EXERCISE INSTRUCTIONS
If a record holds a picture, leave the picture out, but write out everything else exactly.

DATA TO PROCESS
*** Begin section ***
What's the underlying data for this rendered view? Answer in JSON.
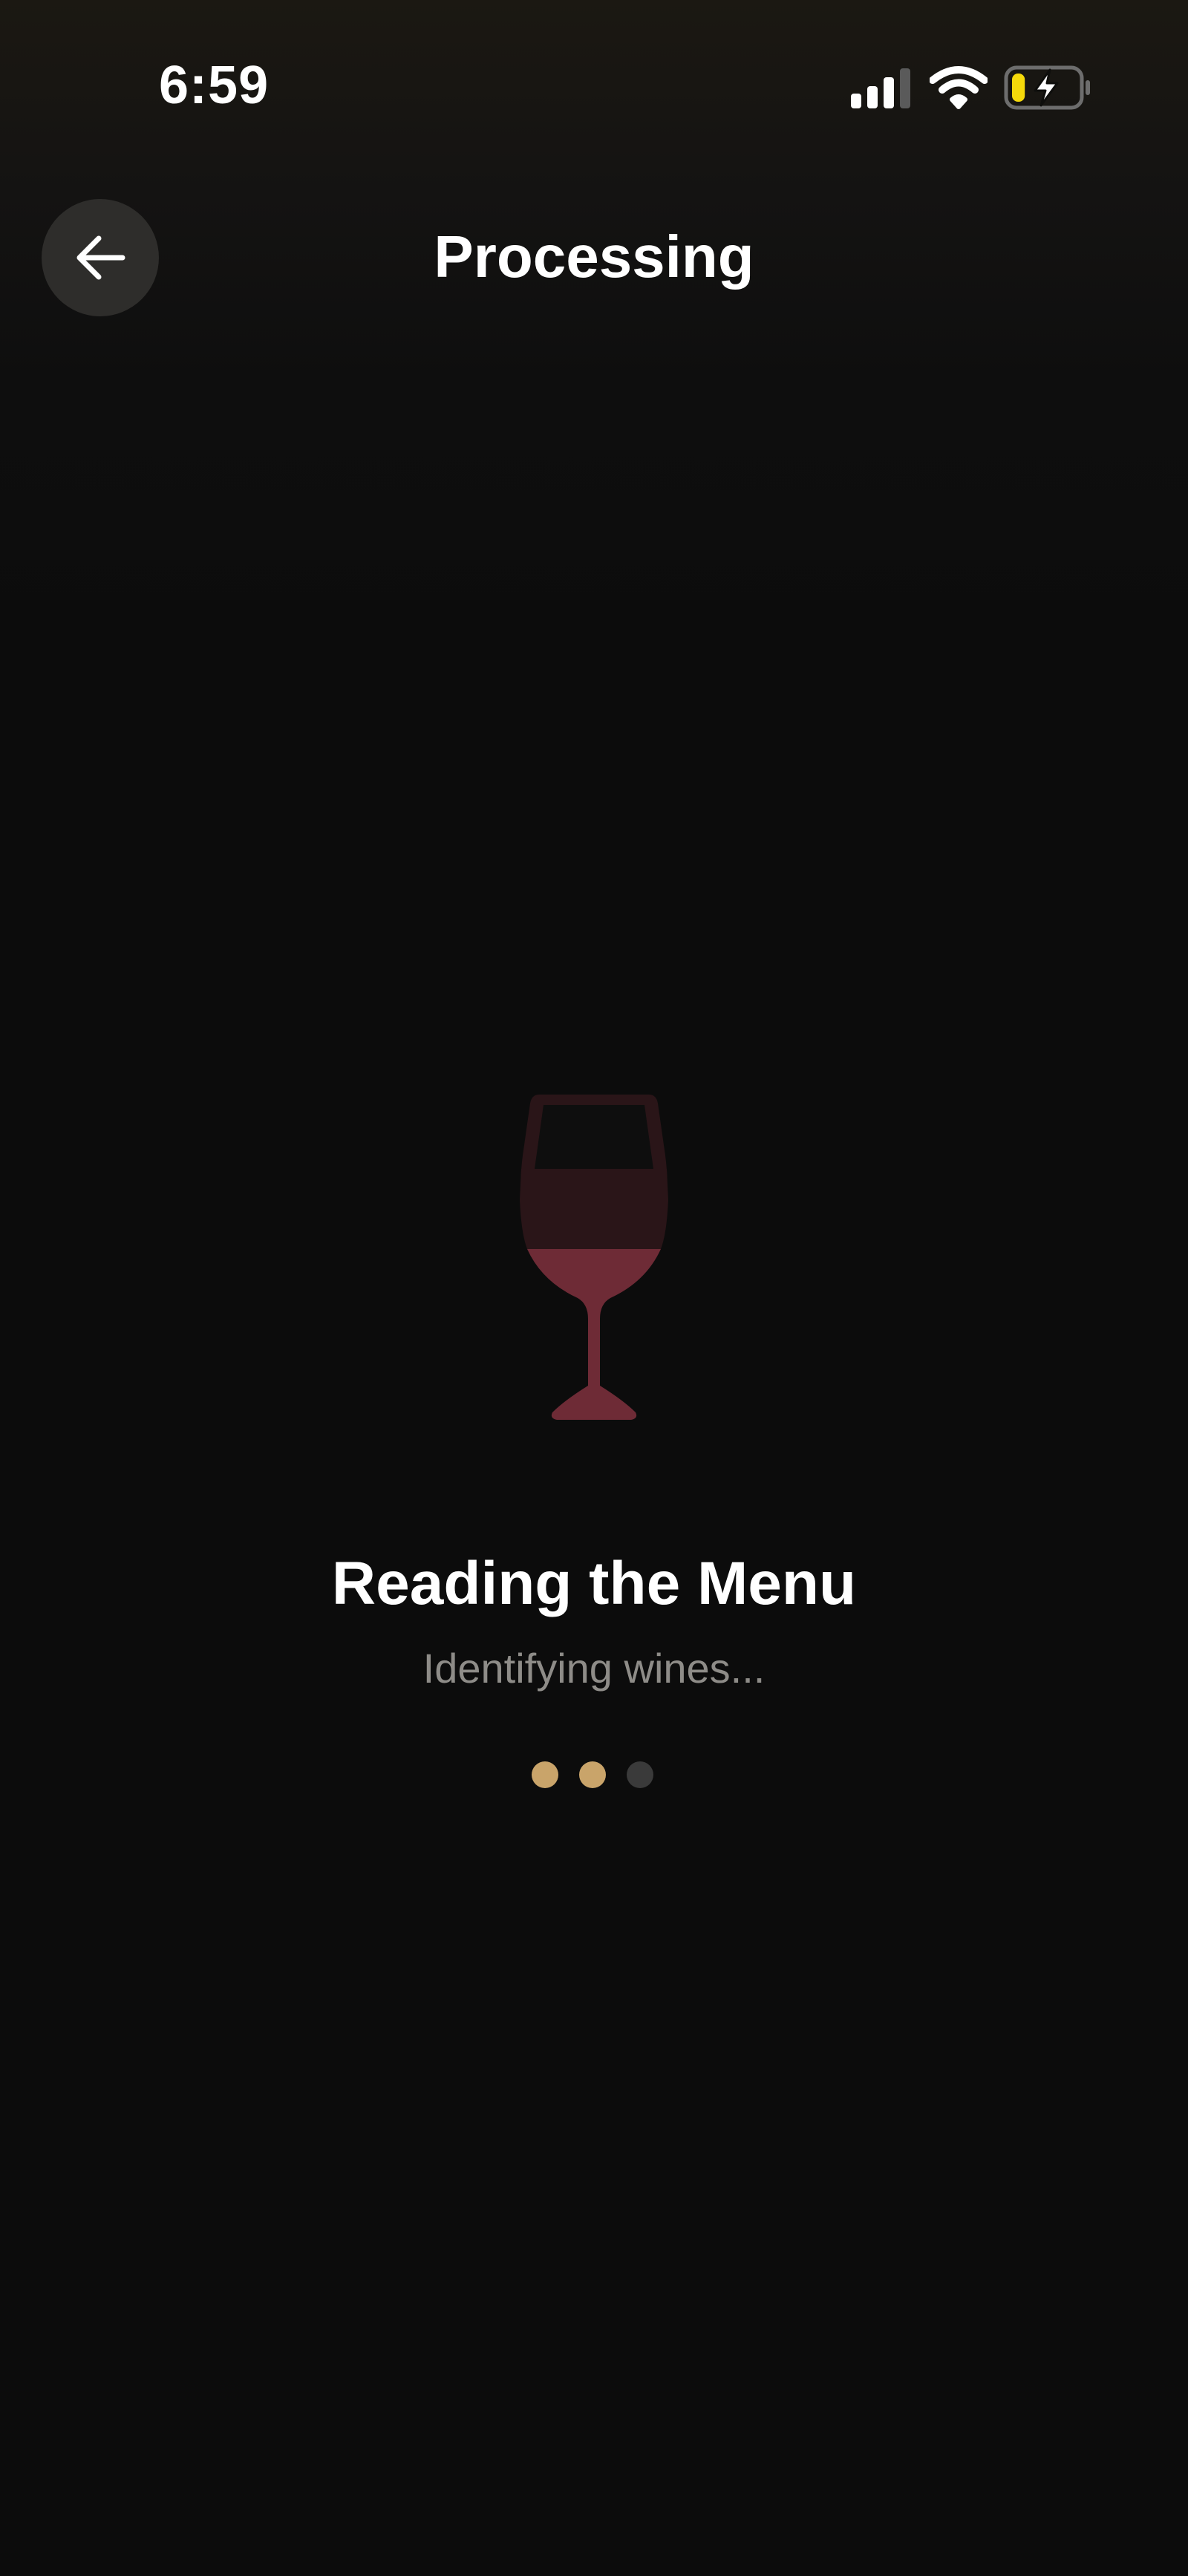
{
  "status_bar": {
    "time": "6:59",
    "icons": [
      "signal-icon",
      "wifi-icon",
      "battery-charging-icon"
    ],
    "battery_level": 0.2,
    "battery_color": "#f5d90a"
  },
  "header": {
    "back_icon": "arrow-left-icon",
    "title": "Processing"
  },
  "main": {
    "icon": "wine-glass-icon",
    "heading": "Reading the Menu",
    "subtext": "Identifying wines...",
    "progress": {
      "total_steps": 3,
      "completed_steps": 2,
      "active_color": "#c9a46a",
      "inactive_color": "#3a3a3a"
    }
  },
  "colors": {
    "background": "#0c0c0c",
    "wine": "#6e2b36",
    "glass": "#2a1518"
  }
}
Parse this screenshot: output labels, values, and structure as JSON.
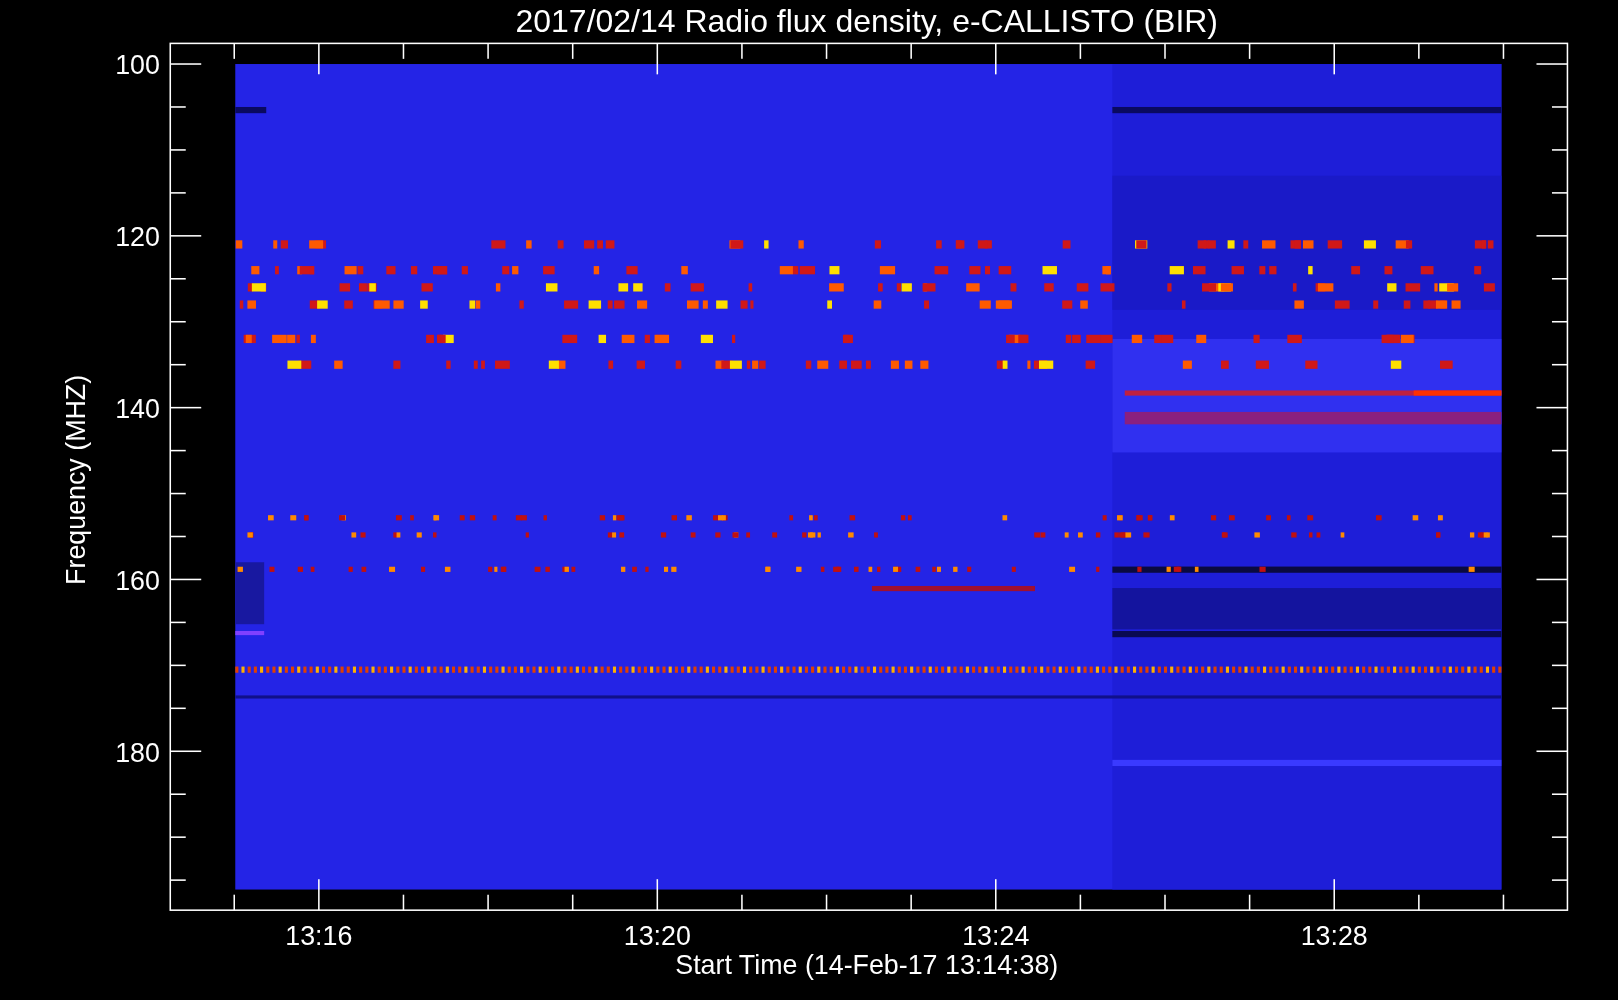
{
  "plot": {
    "title": "2017/02/14  Radio flux density, e-CALLISTO (BIR)",
    "xlabel": "Start Time (14-Feb-17 13:14:38)",
    "ylabel": "Frequency (MHZ)",
    "yticks": [
      "100",
      "120",
      "140",
      "160",
      "180"
    ],
    "xticks": [
      "13:16",
      "13:20",
      "13:24",
      "13:28"
    ]
  }
}
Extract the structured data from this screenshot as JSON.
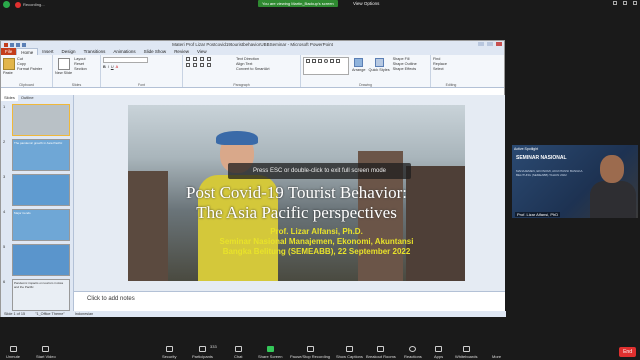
{
  "topbar": {
    "recording_label": "Recording...",
    "viewing_label": "You are viewing Martin_Backup's screen",
    "view_options": "View Options"
  },
  "powerpoint": {
    "title": "Materi Prof Lizar Postcovid19touristbehaviorUBBSeminar - Microsoft PowerPoint",
    "tabs": [
      "File",
      "Home",
      "Insert",
      "Design",
      "Transitions",
      "Animations",
      "Slide Show",
      "Review",
      "View"
    ],
    "groups": [
      "Clipboard",
      "Slides",
      "Font",
      "Paragraph",
      "Drawing",
      "Editing"
    ],
    "clipboard": {
      "paste": "Paste",
      "cut": "Cut",
      "copy": "Copy",
      "format_painter": "Format Painter"
    },
    "slides": {
      "new_slide": "New Slide",
      "layout": "Layout",
      "reset": "Reset",
      "section": "Section"
    },
    "paragraph": {
      "text_direction": "Text Direction",
      "align_text": "Align Text",
      "smartart": "Convert to SmartArt"
    },
    "drawing": {
      "arrange": "Arrange",
      "quick_styles": "Quick Styles",
      "shape_fill": "Shape Fill",
      "shape_outline": "Shape Outline",
      "shape_effects": "Shape Effects"
    },
    "editing": {
      "find": "Find",
      "replace": "Replace",
      "select": "Select"
    },
    "pane_tabs": [
      "Slides",
      "Outline"
    ],
    "thumbnails": [
      {
        "num": "1",
        "text": ""
      },
      {
        "num": "2",
        "text": "The pandemic growth in Asia Pacific"
      },
      {
        "num": "3",
        "text": ""
      },
      {
        "num": "4",
        "text": "Major trends"
      },
      {
        "num": "5",
        "text": ""
      },
      {
        "num": "6",
        "text": "Pandemic impacts on tourism in Asia and the Pacific"
      },
      {
        "num": "7",
        "text": ""
      }
    ],
    "esc_message": "Press ESC or double-click to exit full screen mode",
    "slide_title_line1": "Post Covid-19 Tourist Behavior:",
    "slide_title_line2": "The Asia Pacific perspectives",
    "slide_author": "Prof. Lizar Alfansi, Ph.D.",
    "slide_event_line1": "Seminar Nasional Manajemen, Ekonomi, Akuntansi",
    "slide_event_line2": "Bangka Belitung (SEMEABB), 22 September 2022",
    "notes": "Click to add notes",
    "status": [
      "Slide 1 of 15",
      "\"1_Office Theme\"",
      "Indonesian"
    ]
  },
  "video": {
    "badge": "Active Spotlight",
    "banner_line1": "SEMINAR NASIONAL",
    "banner_line2": "MANAJEMEN, EKONOMI, AKUNTANSI BANGKA BELITUNG (SEMEABB) TAHUN 2022",
    "name": "Prof. Lizar Alfansi, PhD"
  },
  "toolbar": {
    "items": [
      "Unmute",
      "Start Video",
      "Security",
      "Participants",
      "Chat",
      "Share Screen",
      "Pause/Stop Recording",
      "Show Captions",
      "Breakout Rooms",
      "Reactions",
      "Apps",
      "Whiteboards",
      "More"
    ],
    "participants_count": "333",
    "end_label": "End"
  }
}
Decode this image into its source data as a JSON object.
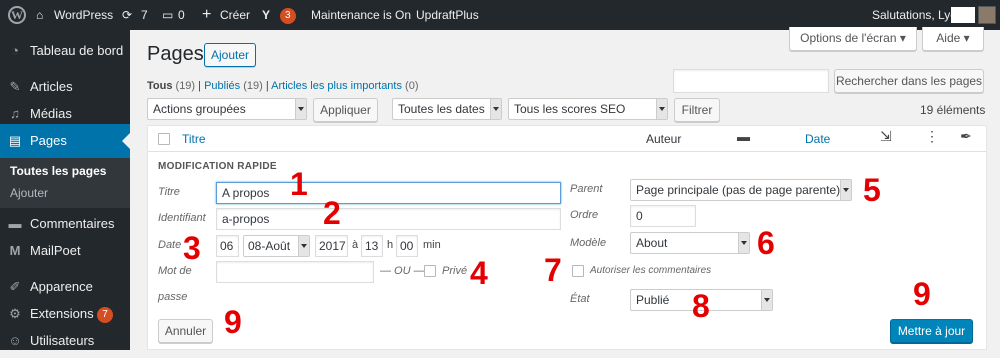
{
  "adminbar": {
    "site_name": "WordPress",
    "updates_count": "7",
    "comments_count": "0",
    "new_label": "Créer",
    "yoast_badge": "3",
    "maintenance": "Maintenance is On",
    "updraft": "UpdraftPlus",
    "greeting": "Salutations, Lyc"
  },
  "sidebar": {
    "dashboard": "Tableau de bord",
    "posts": "Articles",
    "media": "Médias",
    "pages": "Pages",
    "sub_all": "Toutes les pages",
    "sub_add": "Ajouter",
    "comments": "Commentaires",
    "mailpoet": "MailPoet",
    "appearance": "Apparence",
    "extensions": "Extensions",
    "extensions_badge": "7",
    "users": "Utilisateurs"
  },
  "screen_options": "Options de l'écran",
  "help": "Aide",
  "page_title": "Pages",
  "add_new": "Ajouter",
  "filters": {
    "all": "Tous",
    "all_count": "(19)",
    "published": "Publiés",
    "published_count": "(19)",
    "important": "Articles les plus importants",
    "important_count": "(0)"
  },
  "search_button": "Rechercher dans les pages",
  "bulk_actions": "Actions groupées",
  "apply": "Appliquer",
  "all_dates": "Toutes les dates",
  "seo_scores": "Tous les scores SEO",
  "filter_button": "Filtrer",
  "items_count": "19 éléments",
  "table": {
    "title": "Titre",
    "author": "Auteur",
    "date": "Date"
  },
  "quick_edit": {
    "heading": "MODIFICATION RAPIDE",
    "title_label": "Titre",
    "title_value": "A propos",
    "slug_label": "Identifiant",
    "slug_value": "a-propos",
    "date_label": "Date",
    "day": "06",
    "month": "08-Août",
    "year": "2017",
    "at": "à",
    "hour": "13",
    "h": "h",
    "minute": "00",
    "min": "min",
    "password_label_1": "Mot de",
    "password_label_2": "passe",
    "or": "— OU —",
    "private": "Privé",
    "parent_label": "Parent",
    "parent_value": "Page principale (pas de page parente)",
    "order_label": "Ordre",
    "order_value": "0",
    "template_label": "Modèle",
    "template_value": "About",
    "allow_comments": "Autoriser les commentaires",
    "status_label": "État",
    "status_value": "Publié",
    "cancel": "Annuler",
    "update": "Mettre à jour"
  },
  "annotations": [
    "1",
    "2",
    "3",
    "4",
    "5",
    "6",
    "7",
    "8",
    "9",
    "9"
  ],
  "colors": {
    "annotation": "#e40000",
    "primary": "#0085ba",
    "adminbar": "#23282d"
  }
}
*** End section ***
SOLVED PROBLEM
What's the underlying data for this rendered view? Answer in JSON.
{
  "status_bar": {
    "time": "6:59",
    "icons": [
      "signal-icon",
      "wifi-icon",
      "battery-charging-icon"
    ],
    "battery_level": 0.2,
    "battery_color": "#f5d90a"
  },
  "header": {
    "back_icon": "arrow-left-icon",
    "title": "Processing"
  },
  "main": {
    "icon": "wine-glass-icon",
    "heading": "Reading the Menu",
    "subtext": "Identifying wines...",
    "progress": {
      "total_steps": 3,
      "completed_steps": 2,
      "active_color": "#c9a46a",
      "inactive_color": "#3a3a3a"
    }
  },
  "colors": {
    "background": "#0c0c0c",
    "wine": "#6e2b36",
    "glass": "#2a1518"
  }
}
Parse this screenshot: output labels, values, and structure as JSON.
{
  "plot": {
    "title": "2017/02/14  Radio flux density, e-CALLISTO (BIR)",
    "xlabel": "Start Time (14-Feb-17 13:14:38)",
    "ylabel": "Frequency (MHZ)",
    "yticks": [
      "100",
      "120",
      "140",
      "160",
      "180"
    ],
    "xticks": [
      "13:16",
      "13:20",
      "13:24",
      "13:28"
    ]
  }
}
Extract the structured data from this screenshot as JSON.
{
  "topbar": {
    "recording_label": "Recording...",
    "viewing_label": "You are viewing Martin_Backup's screen",
    "view_options": "View Options"
  },
  "powerpoint": {
    "title": "Materi Prof Lizar Postcovid19touristbehaviorUBBSeminar - Microsoft PowerPoint",
    "tabs": [
      "File",
      "Home",
      "Insert",
      "Design",
      "Transitions",
      "Animations",
      "Slide Show",
      "Review",
      "View"
    ],
    "groups": [
      "Clipboard",
      "Slides",
      "Font",
      "Paragraph",
      "Drawing",
      "Editing"
    ],
    "clipboard": {
      "paste": "Paste",
      "cut": "Cut",
      "copy": "Copy",
      "format_painter": "Format Painter"
    },
    "slides": {
      "new_slide": "New Slide",
      "layout": "Layout",
      "reset": "Reset",
      "section": "Section"
    },
    "paragraph": {
      "text_direction": "Text Direction",
      "align_text": "Align Text",
      "smartart": "Convert to SmartArt"
    },
    "drawing": {
      "arrange": "Arrange",
      "quick_styles": "Quick Styles",
      "shape_fill": "Shape Fill",
      "shape_outline": "Shape Outline",
      "shape_effects": "Shape Effects"
    },
    "editing": {
      "find": "Find",
      "replace": "Replace",
      "select": "Select"
    },
    "pane_tabs": [
      "Slides",
      "Outline"
    ],
    "thumbnails": [
      {
        "num": "1",
        "text": ""
      },
      {
        "num": "2",
        "text": "The pandemic growth in Asia Pacific"
      },
      {
        "num": "3",
        "text": ""
      },
      {
        "num": "4",
        "text": "Major trends"
      },
      {
        "num": "5",
        "text": ""
      },
      {
        "num": "6",
        "text": "Pandemic impacts on tourism in Asia and the Pacific"
      },
      {
        "num": "7",
        "text": ""
      }
    ],
    "esc_message": "Press ESC or double-click to exit full screen mode",
    "slide_title_line1": "Post Covid-19 Tourist Behavior:",
    "slide_title_line2": "The Asia Pacific perspectives",
    "slide_author": "Prof. Lizar Alfansi, Ph.D.",
    "slide_event_line1": "Seminar Nasional Manajemen, Ekonomi, Akuntansi",
    "slide_event_line2": "Bangka Belitung (SEMEABB), 22 September 2022",
    "notes": "Click to add notes",
    "status": [
      "Slide 1 of 15",
      "\"1_Office Theme\"",
      "Indonesian"
    ]
  },
  "video": {
    "badge": "Active Spotlight",
    "banner_line1": "SEMINAR NASIONAL",
    "banner_line2": "MANAJEMEN, EKONOMI, AKUNTANSI BANGKA BELITUNG (SEMEABB) TAHUN 2022",
    "name": "Prof. Lizar Alfansi, PhD"
  },
  "toolbar": {
    "items": [
      "Unmute",
      "Start Video",
      "Security",
      "Participants",
      "Chat",
      "Share Screen",
      "Pause/Stop Recording",
      "Show Captions",
      "Breakout Rooms",
      "Reactions",
      "Apps",
      "Whiteboards",
      "More"
    ],
    "participants_count": "333",
    "end_label": "End"
  }
}
Decode this image into its source data as a JSON object.
{
  "adminbar": {
    "site_name": "WordPress",
    "updates_count": "7",
    "comments_count": "0",
    "new_label": "Créer",
    "yoast_badge": "3",
    "maintenance": "Maintenance is On",
    "updraft": "UpdraftPlus",
    "greeting": "Salutations, Lyc"
  },
  "sidebar": {
    "dashboard": "Tableau de bord",
    "posts": "Articles",
    "media": "Médias",
    "pages": "Pages",
    "sub_all": "Toutes les pages",
    "sub_add": "Ajouter",
    "comments": "Commentaires",
    "mailpoet": "MailPoet",
    "appearance": "Apparence",
    "extensions": "Extensions",
    "extensions_badge": "7",
    "users": "Utilisateurs"
  },
  "screen_options": "Options de l'écran",
  "help": "Aide",
  "page_title": "Pages",
  "add_new": "Ajouter",
  "filters": {
    "all": "Tous",
    "all_count": "(19)",
    "published": "Publiés",
    "published_count": "(19)",
    "important": "Articles les plus importants",
    "important_count": "(0)"
  },
  "search_button": "Rechercher dans les pages",
  "bulk_actions": "Actions groupées",
  "apply": "Appliquer",
  "all_dates": "Toutes les dates",
  "seo_scores": "Tous les scores SEO",
  "filter_button": "Filtrer",
  "items_count": "19 éléments",
  "table": {
    "title": "Titre",
    "author": "Auteur",
    "date": "Date"
  },
  "quick_edit": {
    "heading": "MODIFICATION RAPIDE",
    "title_label": "Titre",
    "title_value": "A propos",
    "slug_label": "Identifiant",
    "slug_value": "a-propos",
    "date_label": "Date",
    "day": "06",
    "month": "08-Août",
    "year": "2017",
    "at": "à",
    "hour": "13",
    "h": "h",
    "minute": "00",
    "min": "min",
    "password_label_1": "Mot de",
    "password_label_2": "passe",
    "or": "— OU —",
    "private": "Privé",
    "parent_label": "Parent",
    "parent_value": "Page principale (pas de page parente)",
    "order_label": "Ordre",
    "order_value": "0",
    "template_label": "Modèle",
    "template_value": "About",
    "allow_comments": "Autoriser les commentaires",
    "status_label": "État",
    "status_value": "Publié",
    "cancel": "Annuler",
    "update": "Mettre à jour"
  },
  "annotations": [
    "1",
    "2",
    "3",
    "4",
    "5",
    "6",
    "7",
    "8",
    "9",
    "9"
  ],
  "colors": {
    "annotation": "#e40000",
    "primary": "#0085ba",
    "adminbar": "#23282d"
  }
}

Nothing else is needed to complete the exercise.